With the help from the Mizrahi Jews in Shanghai, a refugee resettlement program was organized. They opened schools, organized playing teams, published newspapers and magazines, and even started a band, scout troops and football teams. They had seven synagogues, a Jewish school, four cemeteries and a performance hall.
After Pearl Harbor in 1941, foreigners from the Allied nations were sent to prison camps by the Japanese. But German and Austrian Jews were considered stateless refugees, and were confined to Hongkou “ghetto” in 1943. Early that year, the Japanese promulgated a bulletin announcing the establishment of a 'designated area’ for ‘all refugees who had arrived after 1937.’ By May, all refugees living in Shanghai who had no nationality had moved to locations designated by the military police ‘for security reasons.’
About 8,000 Jews were moved into the Hongkou “ghetto”, joining the approximately 8,000 impoverished Jews already residing there. The area measured less than two sq. km. Although there was no barbed wire and only light patrols, adults needed officially approved passes to exit the section.
Given the high population density in this “ghetto”, living conditions deteriorated rapidly. Some people begged on the street. Some went to work in Chinese mills. Some engaged in prostitution. For all its problems, considering the alternative in Europe, life was not so bad; it was still an opportunity for life.
This “ghetto” lasted from May 1943 until surrender of Japan in August 1945. During WW2, approximately 24,000 Jews total lived in Shanghai. After the war, the civil war between the Nationalists and Communists resumed, and an exodus of foreigners began almost immediately. Jews left for Israel, America, Canada, Australia and other countries. Until 1948, there were about 10,000 Jews still living in Shanghai. By 1953, only 440 Jews remained, and by 1958 the number fell to 84. In 1976, there were only about 10 Jews in Shanghai. The last remaining Jew died in 1982.
5. Contemporary Period
In the 1980s, China began opening up to the West. Jewish businesspersons were among the many Westerners flocking to Shanghai, Guangzhou and Beijing.
Today, the Jewish communities of China consist primarily of those in Hong Kong, with about 3500; Shanghai, with about 1000; and Beijing, with at least 200. The Jewish descendents in Kaifeng number perhaps about 1000.
Hong Kong has a longstanding, permanent Jewish community as well as a transitory business one; the Shanghai and Beijing Jewish communities are mostly transitory business or government related people. Except for Kaifeng Jews, Jews are not considered, nor consider themselves, to be citizens of China.

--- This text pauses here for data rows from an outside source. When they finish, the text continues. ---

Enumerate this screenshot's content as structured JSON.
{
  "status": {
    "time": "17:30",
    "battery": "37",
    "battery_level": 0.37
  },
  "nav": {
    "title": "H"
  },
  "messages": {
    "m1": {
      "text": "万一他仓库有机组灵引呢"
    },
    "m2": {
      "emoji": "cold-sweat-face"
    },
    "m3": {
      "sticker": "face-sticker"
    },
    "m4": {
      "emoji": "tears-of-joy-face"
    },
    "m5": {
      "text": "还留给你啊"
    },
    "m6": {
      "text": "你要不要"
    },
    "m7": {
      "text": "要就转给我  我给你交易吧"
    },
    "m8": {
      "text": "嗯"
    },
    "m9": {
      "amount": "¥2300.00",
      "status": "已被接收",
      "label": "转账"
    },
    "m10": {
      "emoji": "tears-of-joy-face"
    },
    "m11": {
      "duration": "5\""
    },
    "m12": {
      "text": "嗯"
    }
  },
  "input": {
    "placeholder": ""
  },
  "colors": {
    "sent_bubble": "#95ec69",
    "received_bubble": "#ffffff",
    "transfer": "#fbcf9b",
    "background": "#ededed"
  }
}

The Chinese educated elite is fascinated by the similarities between the Jewish diaspora and overseas Chinese experiences, between Chinese and Jewish cultures. Many are knowledgeable of the Jewish experiences in China and are proud of their country’s role in providing a refuge for Jewish refugees from Nazism. Most Chinese are philo-Semitic, even admiring the Jewish people for those stereotypic qualities featured in Western anti-Semitic literature.
Jewish studies are flourishing in China, with formal programs in Jewish studies or Middle East studies in Shandong, Shanghai, Beijing, Chongqing, Nanjing, Kaifeng and Kunming. Scholarly exchange programs with Israeli universities and with Jewish studies programs in the U.S.A. are common.